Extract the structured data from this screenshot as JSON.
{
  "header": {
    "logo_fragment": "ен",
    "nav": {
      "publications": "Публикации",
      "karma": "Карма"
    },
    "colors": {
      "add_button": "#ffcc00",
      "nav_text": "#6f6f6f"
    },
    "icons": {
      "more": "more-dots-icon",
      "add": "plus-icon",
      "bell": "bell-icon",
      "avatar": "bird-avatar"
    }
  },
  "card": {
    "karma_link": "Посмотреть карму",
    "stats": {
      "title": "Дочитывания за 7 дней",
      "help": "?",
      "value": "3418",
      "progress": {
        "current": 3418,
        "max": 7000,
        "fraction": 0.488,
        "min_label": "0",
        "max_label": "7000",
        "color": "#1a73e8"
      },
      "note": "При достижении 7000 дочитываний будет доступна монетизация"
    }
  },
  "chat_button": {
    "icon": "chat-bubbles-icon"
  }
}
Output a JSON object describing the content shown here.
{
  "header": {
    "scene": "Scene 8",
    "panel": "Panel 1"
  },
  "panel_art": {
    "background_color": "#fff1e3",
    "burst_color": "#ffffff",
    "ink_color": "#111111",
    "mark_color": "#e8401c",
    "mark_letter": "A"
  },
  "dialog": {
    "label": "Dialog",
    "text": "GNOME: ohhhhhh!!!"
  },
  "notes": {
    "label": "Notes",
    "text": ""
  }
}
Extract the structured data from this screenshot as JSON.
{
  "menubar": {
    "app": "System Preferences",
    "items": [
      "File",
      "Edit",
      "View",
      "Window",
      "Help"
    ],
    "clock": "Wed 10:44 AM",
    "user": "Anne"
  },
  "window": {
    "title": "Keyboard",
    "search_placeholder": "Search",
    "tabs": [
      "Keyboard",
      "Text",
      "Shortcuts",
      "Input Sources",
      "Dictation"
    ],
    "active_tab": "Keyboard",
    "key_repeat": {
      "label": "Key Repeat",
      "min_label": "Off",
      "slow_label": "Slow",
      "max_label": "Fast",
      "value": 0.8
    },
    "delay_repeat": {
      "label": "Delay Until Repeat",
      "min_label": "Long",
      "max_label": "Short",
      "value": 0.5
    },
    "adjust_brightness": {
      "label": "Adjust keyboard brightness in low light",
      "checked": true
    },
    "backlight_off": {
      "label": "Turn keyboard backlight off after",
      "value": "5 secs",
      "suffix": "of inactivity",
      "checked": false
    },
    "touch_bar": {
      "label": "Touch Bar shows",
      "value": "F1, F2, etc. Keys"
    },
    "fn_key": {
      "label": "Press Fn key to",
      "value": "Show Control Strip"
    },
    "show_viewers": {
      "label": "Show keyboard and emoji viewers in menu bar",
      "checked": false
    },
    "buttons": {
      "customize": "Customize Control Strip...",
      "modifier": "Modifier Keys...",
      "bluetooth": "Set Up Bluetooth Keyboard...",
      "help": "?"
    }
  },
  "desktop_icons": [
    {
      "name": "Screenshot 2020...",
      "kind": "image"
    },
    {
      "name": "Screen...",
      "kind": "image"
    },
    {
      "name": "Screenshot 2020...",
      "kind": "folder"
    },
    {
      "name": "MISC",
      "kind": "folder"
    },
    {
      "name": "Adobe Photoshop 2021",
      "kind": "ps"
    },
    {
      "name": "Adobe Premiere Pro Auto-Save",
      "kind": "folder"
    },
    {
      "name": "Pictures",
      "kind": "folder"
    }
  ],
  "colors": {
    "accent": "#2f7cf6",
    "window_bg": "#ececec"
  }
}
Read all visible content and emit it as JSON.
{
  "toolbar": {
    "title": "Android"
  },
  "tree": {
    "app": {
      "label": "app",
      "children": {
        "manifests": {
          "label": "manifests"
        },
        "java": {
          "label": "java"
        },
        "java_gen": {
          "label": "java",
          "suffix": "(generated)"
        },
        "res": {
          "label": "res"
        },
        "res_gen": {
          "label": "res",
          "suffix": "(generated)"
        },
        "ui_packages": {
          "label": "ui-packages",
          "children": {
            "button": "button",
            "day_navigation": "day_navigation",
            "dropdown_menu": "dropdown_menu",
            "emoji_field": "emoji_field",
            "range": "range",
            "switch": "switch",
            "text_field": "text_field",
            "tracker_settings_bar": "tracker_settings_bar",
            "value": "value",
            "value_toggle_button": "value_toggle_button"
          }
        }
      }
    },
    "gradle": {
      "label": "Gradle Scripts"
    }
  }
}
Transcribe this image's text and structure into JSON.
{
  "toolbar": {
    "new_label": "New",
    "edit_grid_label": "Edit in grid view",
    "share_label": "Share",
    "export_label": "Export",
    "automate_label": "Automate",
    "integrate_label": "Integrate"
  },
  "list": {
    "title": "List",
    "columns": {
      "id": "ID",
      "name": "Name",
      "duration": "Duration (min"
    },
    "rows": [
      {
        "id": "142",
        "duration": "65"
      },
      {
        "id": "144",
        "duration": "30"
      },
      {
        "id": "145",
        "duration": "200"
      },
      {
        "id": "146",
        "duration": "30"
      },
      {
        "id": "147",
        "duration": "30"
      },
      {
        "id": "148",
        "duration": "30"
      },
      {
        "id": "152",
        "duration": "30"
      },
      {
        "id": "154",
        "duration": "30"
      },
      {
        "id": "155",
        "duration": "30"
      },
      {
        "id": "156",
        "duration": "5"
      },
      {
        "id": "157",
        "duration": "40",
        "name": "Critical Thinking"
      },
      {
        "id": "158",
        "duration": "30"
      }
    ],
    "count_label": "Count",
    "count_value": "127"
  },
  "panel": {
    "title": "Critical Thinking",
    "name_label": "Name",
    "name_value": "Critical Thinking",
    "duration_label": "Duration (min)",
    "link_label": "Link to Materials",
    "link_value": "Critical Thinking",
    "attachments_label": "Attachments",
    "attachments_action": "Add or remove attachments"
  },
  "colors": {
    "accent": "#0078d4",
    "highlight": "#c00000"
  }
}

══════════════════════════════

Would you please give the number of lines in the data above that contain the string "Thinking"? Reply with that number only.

4